::: MATERIAL PROVIDED :::

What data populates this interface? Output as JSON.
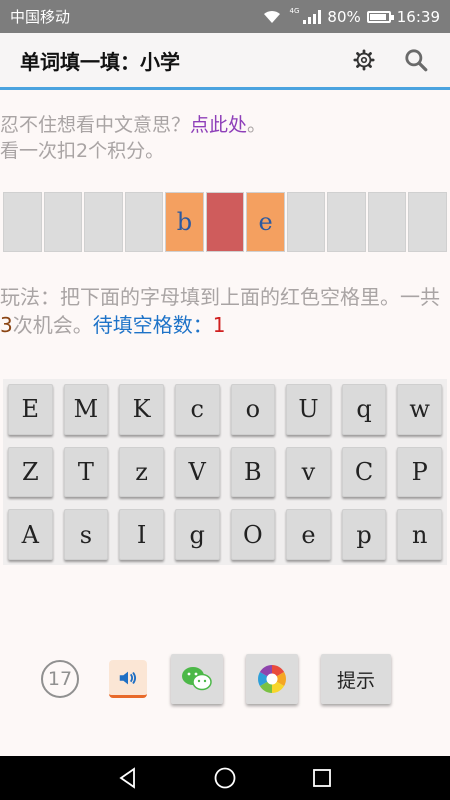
{
  "status": {
    "carrier": "中国移动",
    "network_tag": "4G",
    "battery": "80%",
    "time": "16:39",
    "battery_level": 0.8
  },
  "appbar": {
    "title": "单词填一填：小学",
    "settings_icon": "gear-icon",
    "search_icon": "search-icon"
  },
  "hint": {
    "line1_prefix": "忍不住想看中文意思？",
    "line1_link": "点此处",
    "line1_suffix": "。",
    "line2": "看一次扣2个积分。"
  },
  "slots": [
    {
      "letter": "",
      "state": "empty"
    },
    {
      "letter": "",
      "state": "empty"
    },
    {
      "letter": "",
      "state": "empty"
    },
    {
      "letter": "",
      "state": "empty"
    },
    {
      "letter": "b",
      "state": "filled"
    },
    {
      "letter": "",
      "state": "blank"
    },
    {
      "letter": "e",
      "state": "filled"
    },
    {
      "letter": "",
      "state": "empty"
    },
    {
      "letter": "",
      "state": "empty"
    },
    {
      "letter": "",
      "state": "empty"
    },
    {
      "letter": "",
      "state": "empty"
    }
  ],
  "rules": {
    "text1": "玩法：把下面的字母填到上面的红色空格里。一共",
    "chances": "3",
    "text2": "次机会。",
    "remaining_label": "待填空格数：",
    "remaining_count": "1"
  },
  "keys": [
    "E",
    "M",
    "K",
    "c",
    "o",
    "U",
    "q",
    "w",
    "Z",
    "T",
    "z",
    "V",
    "B",
    "v",
    "C",
    "P",
    "A",
    "s",
    "I",
    "g",
    "O",
    "e",
    "p",
    "n"
  ],
  "toolbar": {
    "counter": "17",
    "sound_icon": "speaker-icon",
    "wechat_icon": "wechat-icon",
    "share_icon": "camera-aperture-icon",
    "hint_label": "提示"
  },
  "colors": {
    "accent": "#4aa3df",
    "filled_slot": "#f4a060",
    "blank_slot": "#cf5c5c",
    "link": "#8e3fb9",
    "remaining": "#1e73c8"
  }
}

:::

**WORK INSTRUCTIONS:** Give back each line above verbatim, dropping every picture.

**SOLUTION TO THE PROBLEM:**
What data populates this interface? Output as JSON.
{
  "status": {
    "carrier": "中国移动",
    "network_tag": "4G",
    "battery": "80%",
    "time": "16:39",
    "battery_level": 0.8
  },
  "appbar": {
    "title": "单词填一填：小学",
    "settings_icon": "gear-icon",
    "search_icon": "search-icon"
  },
  "hint": {
    "line1_prefix": "忍不住想看中文意思？",
    "line1_link": "点此处",
    "line1_suffix": "。",
    "line2": "看一次扣2个积分。"
  },
  "slots": [
    {
      "letter": "",
      "state": "empty"
    },
    {
      "letter": "",
      "state": "empty"
    },
    {
      "letter": "",
      "state": "empty"
    },
    {
      "letter": "",
      "state": "empty"
    },
    {
      "letter": "b",
      "state": "filled"
    },
    {
      "letter": "",
      "state": "blank"
    },
    {
      "letter": "e",
      "state": "filled"
    },
    {
      "letter": "",
      "state": "empty"
    },
    {
      "letter": "",
      "state": "empty"
    },
    {
      "letter": "",
      "state": "empty"
    },
    {
      "letter": "",
      "state": "empty"
    }
  ],
  "rules": {
    "text1": "玩法：把下面的字母填到上面的红色空格里。一共",
    "chances": "3",
    "text2": "次机会。",
    "remaining_label": "待填空格数：",
    "remaining_count": "1"
  },
  "keys": [
    "E",
    "M",
    "K",
    "c",
    "o",
    "U",
    "q",
    "w",
    "Z",
    "T",
    "z",
    "V",
    "B",
    "v",
    "C",
    "P",
    "A",
    "s",
    "I",
    "g",
    "O",
    "e",
    "p",
    "n"
  ],
  "toolbar": {
    "counter": "17",
    "sound_icon": "speaker-icon",
    "wechat_icon": "wechat-icon",
    "share_icon": "camera-aperture-icon",
    "hint_label": "提示"
  },
  "colors": {
    "accent": "#4aa3df",
    "filled_slot": "#f4a060",
    "blank_slot": "#cf5c5c",
    "link": "#8e3fb9",
    "remaining": "#1e73c8"
  }
}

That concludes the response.